### MATERIAL TO PROCESS
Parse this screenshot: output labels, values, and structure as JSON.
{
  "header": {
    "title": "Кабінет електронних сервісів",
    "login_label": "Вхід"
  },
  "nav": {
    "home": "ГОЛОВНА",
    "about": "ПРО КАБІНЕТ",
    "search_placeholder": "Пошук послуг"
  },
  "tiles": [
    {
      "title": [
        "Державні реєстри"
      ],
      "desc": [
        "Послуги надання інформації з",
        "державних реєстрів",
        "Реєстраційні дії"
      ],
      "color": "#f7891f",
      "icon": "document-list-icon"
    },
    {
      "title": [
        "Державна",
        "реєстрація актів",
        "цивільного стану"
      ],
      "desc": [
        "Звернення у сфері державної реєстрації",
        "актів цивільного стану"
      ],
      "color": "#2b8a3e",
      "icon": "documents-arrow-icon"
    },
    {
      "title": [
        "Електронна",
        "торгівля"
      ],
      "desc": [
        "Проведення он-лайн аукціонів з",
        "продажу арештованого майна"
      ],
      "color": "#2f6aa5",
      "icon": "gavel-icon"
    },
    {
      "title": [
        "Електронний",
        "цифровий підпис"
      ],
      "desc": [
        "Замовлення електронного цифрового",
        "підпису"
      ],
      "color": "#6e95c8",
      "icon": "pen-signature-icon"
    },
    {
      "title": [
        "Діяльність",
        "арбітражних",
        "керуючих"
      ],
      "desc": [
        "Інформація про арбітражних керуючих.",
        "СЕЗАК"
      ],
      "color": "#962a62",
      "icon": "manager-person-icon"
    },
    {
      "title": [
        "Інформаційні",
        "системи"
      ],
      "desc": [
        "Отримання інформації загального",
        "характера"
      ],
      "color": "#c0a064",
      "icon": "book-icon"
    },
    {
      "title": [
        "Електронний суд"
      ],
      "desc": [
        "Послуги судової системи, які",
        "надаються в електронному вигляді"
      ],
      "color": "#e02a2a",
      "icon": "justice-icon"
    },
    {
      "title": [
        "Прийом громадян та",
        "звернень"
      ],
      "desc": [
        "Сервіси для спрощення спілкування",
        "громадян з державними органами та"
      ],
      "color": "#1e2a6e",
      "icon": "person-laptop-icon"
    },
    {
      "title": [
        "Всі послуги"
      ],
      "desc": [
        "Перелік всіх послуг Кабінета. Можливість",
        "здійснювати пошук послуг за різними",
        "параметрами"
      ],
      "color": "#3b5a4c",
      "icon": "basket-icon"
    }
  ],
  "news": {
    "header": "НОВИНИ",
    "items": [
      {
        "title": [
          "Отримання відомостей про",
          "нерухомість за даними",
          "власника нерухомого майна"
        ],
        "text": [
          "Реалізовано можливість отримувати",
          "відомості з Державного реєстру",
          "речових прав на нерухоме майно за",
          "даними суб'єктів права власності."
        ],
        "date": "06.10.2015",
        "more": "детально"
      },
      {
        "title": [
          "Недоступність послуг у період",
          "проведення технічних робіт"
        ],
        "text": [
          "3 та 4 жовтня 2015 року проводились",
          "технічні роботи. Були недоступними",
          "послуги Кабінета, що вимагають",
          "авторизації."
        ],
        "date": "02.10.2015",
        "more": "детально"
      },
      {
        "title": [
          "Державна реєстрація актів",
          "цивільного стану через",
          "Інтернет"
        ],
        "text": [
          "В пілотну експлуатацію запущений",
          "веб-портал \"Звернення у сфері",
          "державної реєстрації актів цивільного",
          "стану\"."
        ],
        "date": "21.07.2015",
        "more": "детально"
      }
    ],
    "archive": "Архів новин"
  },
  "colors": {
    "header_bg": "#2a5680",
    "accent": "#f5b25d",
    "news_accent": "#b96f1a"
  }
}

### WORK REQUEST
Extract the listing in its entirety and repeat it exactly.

### OUTPUT OF THE TASK
Parse this screenshot: output labels, values, and structure as JSON.
{
  "header": {
    "title": "Кабінет електронних сервісів",
    "login_label": "Вхід"
  },
  "nav": {
    "home": "ГОЛОВНА",
    "about": "ПРО КАБІНЕТ",
    "search_placeholder": "Пошук послуг"
  },
  "tiles": [
    {
      "title": [
        "Державні реєстри"
      ],
      "desc": [
        "Послуги надання інформації з",
        "державних реєстрів",
        "Реєстраційні дії"
      ],
      "color": "#f7891f",
      "icon": "document-list-icon"
    },
    {
      "title": [
        "Державна",
        "реєстрація актів",
        "цивільного стану"
      ],
      "desc": [
        "Звернення у сфері державної реєстрації",
        "актів цивільного стану"
      ],
      "color": "#2b8a3e",
      "icon": "documents-arrow-icon"
    },
    {
      "title": [
        "Електронна",
        "торгівля"
      ],
      "desc": [
        "Проведення он-лайн аукціонів з",
        "продажу арештованого майна"
      ],
      "color": "#2f6aa5",
      "icon": "gavel-icon"
    },
    {
      "title": [
        "Електронний",
        "цифровий підпис"
      ],
      "desc": [
        "Замовлення електронного цифрового",
        "підпису"
      ],
      "color": "#6e95c8",
      "icon": "pen-signature-icon"
    },
    {
      "title": [
        "Діяльність",
        "арбітражних",
        "керуючих"
      ],
      "desc": [
        "Інформація про арбітражних керуючих.",
        "СЕЗАК"
      ],
      "color": "#962a62",
      "icon": "manager-person-icon"
    },
    {
      "title": [
        "Інформаційні",
        "системи"
      ],
      "desc": [
        "Отримання інформації загального",
        "характера"
      ],
      "color": "#c0a064",
      "icon": "book-icon"
    },
    {
      "title": [
        "Електронний суд"
      ],
      "desc": [
        "Послуги судової системи, які",
        "надаються в електронному вигляді"
      ],
      "color": "#e02a2a",
      "icon": "justice-icon"
    },
    {
      "title": [
        "Прийом громадян та",
        "звернень"
      ],
      "desc": [
        "Сервіси для спрощення спілкування",
        "громадян з державними органами та"
      ],
      "color": "#1e2a6e",
      "icon": "person-laptop-icon"
    },
    {
      "title": [
        "Всі послуги"
      ],
      "desc": [
        "Перелік всіх послуг Кабінета. Можливість",
        "здійснювати пошук послуг за різними",
        "параметрами"
      ],
      "color": "#3b5a4c",
      "icon": "basket-icon"
    }
  ],
  "news": {
    "header": "НОВИНИ",
    "items": [
      {
        "title": [
          "Отримання відомостей про",
          "нерухомість за даними",
          "власника нерухомого майна"
        ],
        "text": [
          "Реалізовано можливість отримувати",
          "відомості з Державного реєстру",
          "речових прав на нерухоме майно за",
          "даними суб'єктів права власності."
        ],
        "date": "06.10.2015",
        "more": "детально"
      },
      {
        "title": [
          "Недоступність послуг у період",
          "проведення технічних робіт"
        ],
        "text": [
          "3 та 4 жовтня 2015 року проводились",
          "технічні роботи. Були недоступними",
          "послуги Кабінета, що вимагають",
          "авторизації."
        ],
        "date": "02.10.2015",
        "more": "детально"
      },
      {
        "title": [
          "Державна реєстрація актів",
          "цивільного стану через",
          "Інтернет"
        ],
        "text": [
          "В пілотну експлуатацію запущений",
          "веб-портал \"Звернення у сфері",
          "державної реєстрації актів цивільного",
          "стану\"."
        ],
        "date": "21.07.2015",
        "more": "детально"
      }
    ],
    "archive": "Архів новин"
  },
  "colors": {
    "header_bg": "#2a5680",
    "accent": "#f5b25d",
    "news_accent": "#b96f1a"
  }
}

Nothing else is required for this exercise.